Reviewed by: Lacey Mical (Callahan) Walker
Starring: Steve Irwin, Terri Irwin, Bindi Sue Irwin, David Wenham, Magda Szubanski | Directed by: John Stainton | Produced by: Judi Bailey, Bruce Willis, John Stainton, Arnold Rifkin | Written by: Holly Goldberg Sloan, John Stainton | Distributor: MGM
Steve and Terri Irwin have been entertaining fans for years wrestling crocs and dodging snake bites on cable television. What I expected to view in this big screen project from MGM was an extended, wide-screen version of the television show… educational talks, close encounters with creepy crawlies of all sizes, and of course plenty of “Danger, Danger, Danger!” Unfortunately, this script proved to be a bit less palatable.
The film opens with a view from space as we watch a satellite explode and its nucleus plummet to the Earth, landing in the mouth of a wild Australian crocodile which promptly swallows the orb. We then learn that this bit of space debris contains top secret information which, if placed in the wrong hands, could destroy life on Earth. This ridiculous doomsday scenario in place, our journey begins.
In step three bumbling U.S. government agents, sent to Australia in search of the missing databox, and one rifle-toting Ozzie rancher with a personal vendetta against crocodiles and the stage is set for one very silly movie. The film jumps around with 3 different plots, none of which fit together until the very end. There was rarely any laughter in the theatre, and the viewers only reacted to the scenes portraying the Irwins’ interaction with the animals.
As the audience joins Steve and Terri’s outback adventures, joy riding with a two-fanged spider, orphaned joey, and “the most poisonous snake in the world” in tow, one almost blissfully forgets the plot.
The acting is very poor, with the exception of Steve’s scenes carrying on with the animals, which come off exactly like the television show. The script is peppered with conspicuous profanity which did not belong in the film and seemed to be deliberately inserted in order to achieve a “PG” rating.
Families should discuss the secular worldviews presented in the film. Steve continually points out that animals are really better than people. Parents can correct this by pointing out that God breathed life into man and gave us dominion over the animal kingdom. The views that the Irwins present are ones which are constantly preached to our nation’s children and are in direct contradiction to Scriptures. Watching this movie can be a good springboard to fruitful discussions on many issues.

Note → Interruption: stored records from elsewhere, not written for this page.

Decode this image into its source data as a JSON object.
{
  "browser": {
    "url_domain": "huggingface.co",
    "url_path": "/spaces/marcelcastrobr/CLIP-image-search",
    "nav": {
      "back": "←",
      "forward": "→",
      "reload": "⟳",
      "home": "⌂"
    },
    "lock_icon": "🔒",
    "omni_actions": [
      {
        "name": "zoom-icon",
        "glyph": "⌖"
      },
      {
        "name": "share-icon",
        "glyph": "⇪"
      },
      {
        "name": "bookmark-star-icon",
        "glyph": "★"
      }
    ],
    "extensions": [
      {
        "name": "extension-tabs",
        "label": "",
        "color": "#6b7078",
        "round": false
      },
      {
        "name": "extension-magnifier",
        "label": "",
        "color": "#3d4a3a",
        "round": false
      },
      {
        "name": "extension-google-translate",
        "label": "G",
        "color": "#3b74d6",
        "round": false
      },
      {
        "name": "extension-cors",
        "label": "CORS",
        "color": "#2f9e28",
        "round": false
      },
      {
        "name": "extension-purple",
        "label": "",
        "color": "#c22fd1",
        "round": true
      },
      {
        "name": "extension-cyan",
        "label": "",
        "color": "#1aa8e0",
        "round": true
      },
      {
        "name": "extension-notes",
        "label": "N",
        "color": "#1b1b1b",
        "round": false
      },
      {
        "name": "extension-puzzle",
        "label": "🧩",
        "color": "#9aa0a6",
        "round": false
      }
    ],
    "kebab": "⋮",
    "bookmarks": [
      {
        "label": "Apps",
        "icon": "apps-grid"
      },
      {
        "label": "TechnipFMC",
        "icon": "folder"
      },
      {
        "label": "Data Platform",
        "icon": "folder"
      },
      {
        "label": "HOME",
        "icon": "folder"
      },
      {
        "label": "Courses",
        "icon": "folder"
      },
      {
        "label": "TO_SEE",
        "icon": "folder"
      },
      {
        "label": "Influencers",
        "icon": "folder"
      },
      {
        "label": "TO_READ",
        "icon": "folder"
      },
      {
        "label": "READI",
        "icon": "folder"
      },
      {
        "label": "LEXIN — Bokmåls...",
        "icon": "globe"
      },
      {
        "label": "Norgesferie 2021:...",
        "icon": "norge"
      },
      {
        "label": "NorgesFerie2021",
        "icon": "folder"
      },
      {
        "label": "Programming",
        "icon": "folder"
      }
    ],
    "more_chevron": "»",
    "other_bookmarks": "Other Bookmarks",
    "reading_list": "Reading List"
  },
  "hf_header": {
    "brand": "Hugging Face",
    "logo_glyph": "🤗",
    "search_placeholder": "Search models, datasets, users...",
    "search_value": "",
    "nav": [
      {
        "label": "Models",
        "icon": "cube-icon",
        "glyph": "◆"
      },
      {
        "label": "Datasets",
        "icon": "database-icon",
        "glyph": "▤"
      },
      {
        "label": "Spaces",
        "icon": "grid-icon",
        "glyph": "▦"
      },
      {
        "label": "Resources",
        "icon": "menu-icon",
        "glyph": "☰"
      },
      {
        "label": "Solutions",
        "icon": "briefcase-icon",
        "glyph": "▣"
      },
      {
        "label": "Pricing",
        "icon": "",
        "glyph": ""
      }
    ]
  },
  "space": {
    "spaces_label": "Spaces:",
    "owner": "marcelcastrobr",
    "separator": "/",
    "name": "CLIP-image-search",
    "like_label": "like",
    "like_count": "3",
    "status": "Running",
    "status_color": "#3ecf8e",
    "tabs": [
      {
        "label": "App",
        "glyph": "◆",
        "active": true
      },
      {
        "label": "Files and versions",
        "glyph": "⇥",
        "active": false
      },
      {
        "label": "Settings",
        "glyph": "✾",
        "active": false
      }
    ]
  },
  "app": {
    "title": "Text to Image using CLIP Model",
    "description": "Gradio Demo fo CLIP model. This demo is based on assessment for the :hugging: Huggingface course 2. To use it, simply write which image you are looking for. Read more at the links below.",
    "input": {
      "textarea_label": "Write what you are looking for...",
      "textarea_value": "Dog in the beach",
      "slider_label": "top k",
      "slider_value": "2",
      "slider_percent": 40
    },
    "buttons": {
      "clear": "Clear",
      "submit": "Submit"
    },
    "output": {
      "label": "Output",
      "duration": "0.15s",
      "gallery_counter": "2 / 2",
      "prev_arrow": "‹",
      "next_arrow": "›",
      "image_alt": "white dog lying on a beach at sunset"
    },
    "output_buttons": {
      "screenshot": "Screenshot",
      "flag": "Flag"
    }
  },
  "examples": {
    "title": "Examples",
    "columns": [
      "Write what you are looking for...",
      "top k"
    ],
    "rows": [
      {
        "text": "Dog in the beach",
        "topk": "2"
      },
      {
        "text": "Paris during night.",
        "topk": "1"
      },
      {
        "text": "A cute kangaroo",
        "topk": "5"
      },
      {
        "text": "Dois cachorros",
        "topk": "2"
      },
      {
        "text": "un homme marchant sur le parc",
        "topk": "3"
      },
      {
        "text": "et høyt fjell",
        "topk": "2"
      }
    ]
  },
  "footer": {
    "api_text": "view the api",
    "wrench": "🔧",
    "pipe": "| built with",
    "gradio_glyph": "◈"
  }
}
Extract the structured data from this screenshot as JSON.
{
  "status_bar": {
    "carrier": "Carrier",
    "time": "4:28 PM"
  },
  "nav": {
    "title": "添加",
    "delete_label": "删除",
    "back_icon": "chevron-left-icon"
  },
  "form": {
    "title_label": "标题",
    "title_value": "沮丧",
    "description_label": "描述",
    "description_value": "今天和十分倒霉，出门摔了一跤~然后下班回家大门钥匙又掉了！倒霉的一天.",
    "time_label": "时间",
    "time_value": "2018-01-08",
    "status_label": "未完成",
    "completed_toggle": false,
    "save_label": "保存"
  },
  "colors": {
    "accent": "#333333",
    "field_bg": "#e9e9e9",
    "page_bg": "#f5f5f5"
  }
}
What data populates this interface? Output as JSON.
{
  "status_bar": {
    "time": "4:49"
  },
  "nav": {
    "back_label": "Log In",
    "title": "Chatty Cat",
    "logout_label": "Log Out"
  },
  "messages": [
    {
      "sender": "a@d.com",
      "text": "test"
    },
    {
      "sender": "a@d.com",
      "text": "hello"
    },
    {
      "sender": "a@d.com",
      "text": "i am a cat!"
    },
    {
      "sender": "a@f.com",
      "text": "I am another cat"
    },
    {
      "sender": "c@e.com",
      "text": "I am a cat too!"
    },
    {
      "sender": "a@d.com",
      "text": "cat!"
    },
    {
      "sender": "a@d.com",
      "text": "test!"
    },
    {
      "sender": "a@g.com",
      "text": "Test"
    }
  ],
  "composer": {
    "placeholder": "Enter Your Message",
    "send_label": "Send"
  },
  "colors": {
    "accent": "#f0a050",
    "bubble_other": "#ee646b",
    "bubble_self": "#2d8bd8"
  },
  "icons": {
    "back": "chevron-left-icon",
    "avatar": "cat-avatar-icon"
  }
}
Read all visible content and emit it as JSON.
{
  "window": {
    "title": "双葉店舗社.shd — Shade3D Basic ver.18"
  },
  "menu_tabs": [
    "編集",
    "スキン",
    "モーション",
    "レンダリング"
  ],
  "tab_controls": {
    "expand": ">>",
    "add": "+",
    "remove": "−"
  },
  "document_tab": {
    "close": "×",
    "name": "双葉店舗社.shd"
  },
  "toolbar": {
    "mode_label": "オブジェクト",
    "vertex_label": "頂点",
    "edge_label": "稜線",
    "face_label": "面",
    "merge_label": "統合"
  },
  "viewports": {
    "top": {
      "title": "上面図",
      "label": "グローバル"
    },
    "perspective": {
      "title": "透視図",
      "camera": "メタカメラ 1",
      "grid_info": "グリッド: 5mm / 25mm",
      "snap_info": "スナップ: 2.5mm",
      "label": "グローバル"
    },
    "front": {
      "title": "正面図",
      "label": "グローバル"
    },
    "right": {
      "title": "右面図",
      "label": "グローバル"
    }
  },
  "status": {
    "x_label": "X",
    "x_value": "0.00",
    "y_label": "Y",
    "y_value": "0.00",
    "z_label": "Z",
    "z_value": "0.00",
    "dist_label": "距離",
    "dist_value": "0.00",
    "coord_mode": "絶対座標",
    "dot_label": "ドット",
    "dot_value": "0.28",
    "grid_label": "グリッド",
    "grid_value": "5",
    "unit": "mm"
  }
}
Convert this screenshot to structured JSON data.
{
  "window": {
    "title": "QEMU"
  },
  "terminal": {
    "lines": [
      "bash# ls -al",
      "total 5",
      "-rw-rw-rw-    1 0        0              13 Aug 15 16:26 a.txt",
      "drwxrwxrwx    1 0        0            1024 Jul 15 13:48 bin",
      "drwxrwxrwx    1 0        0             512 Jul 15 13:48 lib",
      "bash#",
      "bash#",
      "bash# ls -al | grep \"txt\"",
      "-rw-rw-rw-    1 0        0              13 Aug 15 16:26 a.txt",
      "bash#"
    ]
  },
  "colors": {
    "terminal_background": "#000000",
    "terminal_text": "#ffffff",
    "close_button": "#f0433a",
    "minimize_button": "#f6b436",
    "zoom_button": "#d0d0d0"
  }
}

If you are a Croc Hunter fan, it may be worth sitting through the film in order to enjoy the action scenes with Steve and Terri. On the other hand, you could save some money and just stay home and watch it on Discovery.